J Ethnobiol Ethnomed. 2015; 11: 83.
Published online 2015 Dec 23. doi: 10.1186/s13002-015-0070-y
Some grass species are richer in coumarin and thus more sweetly scented than others. These have been eagerly sought after in parts of Norway, but the tradition has been weakly documented, both in terms of the species collected, their vernacular names, and uses.
Based on literature data and a substantial body of information collected during my own ethnobotanical field work, artefacts and voucher specimens, the grass species are identified, and their uses clarified.
In Norwegian literature, the tradition of collecting and using scented grasses has received little attention, and past authors largely refer it to Anthoxanthum spp. The tradition’s concentration to the Sámi strongholds of northernmost Norway, and most authors’ lacking knowledge of the Sámi language, have contributed to the weak and misleading coverage in previous publications. Coumarin-rich grass species are well known in folk tradition in northernmost Norway, as luktegress (Norwegian, “scent grass”), háissasuoidni (North Sámi, “scent grass”), hajuheinä (Finnish, “scent grass”), or similar terms. They have been (and still are) frequently collected, and used as perfume, for storing with clothes, and a number of other purposes. Despite literature records identifying the species used as Anthoxanthum odoratum coll. (including A. nipponicum), the main source utilized in North Norway is Hierochloë odorata, both ssp. arctica and ssp. odorata. Anthoxanthum nipponicum and Milium effusum are alternative, but infrequently used sources of material, depending on local tradition and availability.
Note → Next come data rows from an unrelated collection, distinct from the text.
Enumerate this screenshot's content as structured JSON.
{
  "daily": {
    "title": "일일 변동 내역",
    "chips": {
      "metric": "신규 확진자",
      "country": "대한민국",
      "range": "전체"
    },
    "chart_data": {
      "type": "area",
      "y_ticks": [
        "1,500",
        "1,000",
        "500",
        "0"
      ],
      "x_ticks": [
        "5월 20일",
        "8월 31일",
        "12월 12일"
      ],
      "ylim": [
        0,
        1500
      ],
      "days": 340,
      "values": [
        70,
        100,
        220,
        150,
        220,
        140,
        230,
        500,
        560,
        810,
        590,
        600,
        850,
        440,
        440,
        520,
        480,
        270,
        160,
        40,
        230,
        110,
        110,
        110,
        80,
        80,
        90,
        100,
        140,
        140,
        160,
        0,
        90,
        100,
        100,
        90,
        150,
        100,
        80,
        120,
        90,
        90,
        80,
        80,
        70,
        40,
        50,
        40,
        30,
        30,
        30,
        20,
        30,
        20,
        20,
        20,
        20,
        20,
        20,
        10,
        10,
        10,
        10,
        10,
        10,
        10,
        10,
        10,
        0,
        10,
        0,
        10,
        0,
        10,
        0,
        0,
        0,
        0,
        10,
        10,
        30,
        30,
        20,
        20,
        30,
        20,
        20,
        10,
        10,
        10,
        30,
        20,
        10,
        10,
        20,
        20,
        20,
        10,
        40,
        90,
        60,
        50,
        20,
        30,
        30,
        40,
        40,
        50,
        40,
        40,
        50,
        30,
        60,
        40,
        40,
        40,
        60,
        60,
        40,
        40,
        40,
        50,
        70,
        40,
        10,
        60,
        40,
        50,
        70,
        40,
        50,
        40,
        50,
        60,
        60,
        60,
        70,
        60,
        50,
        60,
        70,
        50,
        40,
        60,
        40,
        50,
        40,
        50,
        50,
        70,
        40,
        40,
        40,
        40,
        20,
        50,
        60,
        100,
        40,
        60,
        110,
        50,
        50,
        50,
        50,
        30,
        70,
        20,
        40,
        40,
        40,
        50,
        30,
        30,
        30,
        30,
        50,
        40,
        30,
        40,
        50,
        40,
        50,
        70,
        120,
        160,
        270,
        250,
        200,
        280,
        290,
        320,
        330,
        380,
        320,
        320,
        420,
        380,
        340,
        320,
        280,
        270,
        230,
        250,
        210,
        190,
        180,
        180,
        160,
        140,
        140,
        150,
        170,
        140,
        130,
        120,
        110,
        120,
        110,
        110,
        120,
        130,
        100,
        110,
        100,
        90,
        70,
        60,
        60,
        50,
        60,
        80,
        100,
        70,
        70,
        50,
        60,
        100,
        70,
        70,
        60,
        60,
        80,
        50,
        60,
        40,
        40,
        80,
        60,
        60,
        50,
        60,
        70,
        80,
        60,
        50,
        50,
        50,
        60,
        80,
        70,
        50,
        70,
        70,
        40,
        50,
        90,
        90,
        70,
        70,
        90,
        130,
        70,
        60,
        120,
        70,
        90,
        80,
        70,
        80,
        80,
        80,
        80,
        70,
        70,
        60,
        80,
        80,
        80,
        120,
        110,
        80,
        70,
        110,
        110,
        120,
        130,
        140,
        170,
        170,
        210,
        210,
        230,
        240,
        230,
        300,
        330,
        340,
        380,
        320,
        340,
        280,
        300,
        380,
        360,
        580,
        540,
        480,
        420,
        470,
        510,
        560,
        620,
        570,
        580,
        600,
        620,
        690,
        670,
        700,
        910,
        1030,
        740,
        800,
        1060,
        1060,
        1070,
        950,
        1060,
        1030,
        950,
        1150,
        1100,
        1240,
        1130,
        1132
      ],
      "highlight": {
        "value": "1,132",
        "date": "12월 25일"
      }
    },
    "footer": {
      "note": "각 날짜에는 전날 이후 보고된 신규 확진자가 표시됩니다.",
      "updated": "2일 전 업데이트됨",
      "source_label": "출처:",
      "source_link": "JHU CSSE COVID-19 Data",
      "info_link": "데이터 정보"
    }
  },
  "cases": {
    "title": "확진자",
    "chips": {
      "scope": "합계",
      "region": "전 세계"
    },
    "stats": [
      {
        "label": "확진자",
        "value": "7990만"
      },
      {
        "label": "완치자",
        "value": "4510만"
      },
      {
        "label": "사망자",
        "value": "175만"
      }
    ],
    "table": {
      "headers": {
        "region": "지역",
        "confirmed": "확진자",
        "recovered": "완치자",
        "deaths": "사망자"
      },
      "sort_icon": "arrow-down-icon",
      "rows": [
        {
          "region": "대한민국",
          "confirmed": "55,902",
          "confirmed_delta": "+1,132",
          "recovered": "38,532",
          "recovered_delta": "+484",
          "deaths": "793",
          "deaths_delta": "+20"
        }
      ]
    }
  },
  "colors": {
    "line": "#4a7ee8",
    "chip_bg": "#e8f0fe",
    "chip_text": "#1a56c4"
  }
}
By far the most important grass species hiding behind the “scented grass” tradition in Norway is Hierochloë odorata. Anthoxanthum nipponicum is also used, but much less frequently, and only a single record confirms the use of Milium effusum. Only the foliage of Hierochloë provides suitable material for making traditional braids. The three major ethnic groups in Norway have all utilized scented grasses as perfume and for storing with clothes, but the tradition’s geographical concentration to the far north of Norway (Finnmark and NE Troms), suggests that it has originally mainly been a Sámi tradition, adopted by their neighbours.
Keywords: Anthoxanthum nipponicum, Hierochloë odorata, Milium effusum, Braids, Perfume
Scented or coumarin-rich grasses have found a variety of uses in the northern hemisphere, mainly on account of their sweet and pleasant scent – as perfume for people and dwellings, but also to flavour food and drink, e.g. the well-known żubrówka of Poland, in folk medicine, and, at least among the indigenous tribes of North America, in various religious rituals. It is, however, not my intention to provide a global review of scented grasses – a daunting task even for Europe, given the paucity of accounts available, and certainly so in the major western languages.
In the northernmost part of Norway, sweetly scented grasses constitute a well established part of folk tradition. Grass material intended for perfume and similar purposes has been collected at numerous sites. Despite this, such grasses have received little attention in Norwegian ethnobotanical literature. The first, brief comment was made by Johan Ernst Gunnerus in 1772 (: 117), who noted marigras (“Mary’s grass”) and lugtgrass (“scent-grass”) as Norwegian vernacular names for Holcus odoratus, i.e. Hierochloë odorata (L.) Wahlenb. A more extensive comment is provided by Fredrik Christian Schübeler in 1886 (: 259), who noted their main uses, and depicted a North Sámi grass braid (reproduced in Fig. 1), according to him made of Anthoxanthum odoratum L. coll. Just Qvigstad (: 59, cf. : 305) and Kristian Nissen (: 2–3), commenting on Sámi tradition, suggested that both Anthoxanthum odoratum L. (coll.) and Hierochloë odorata provided source material. Ove Arbo Høeg (: 224) and Olav Johansen  identified the species used as Anthoxanthum odoratum, although the former, in his vast collection of Norwegian plant lore, noted that Hierochloë odorata could also be used, at least locally; an example is given from Beitstad in Trøndelag, central Norway. No voucher specimens are cited in any of these works. In his compilation of Sámi folk medicine, Adolf Steen  has a brief entry on such grasses. It is listed among cures utilizing starr (the Norwegian term for Carex spp.), probably mislead by the fact that both are regarded as suoinnit (singular suoidni), “graminoids”, in Sámi terminology.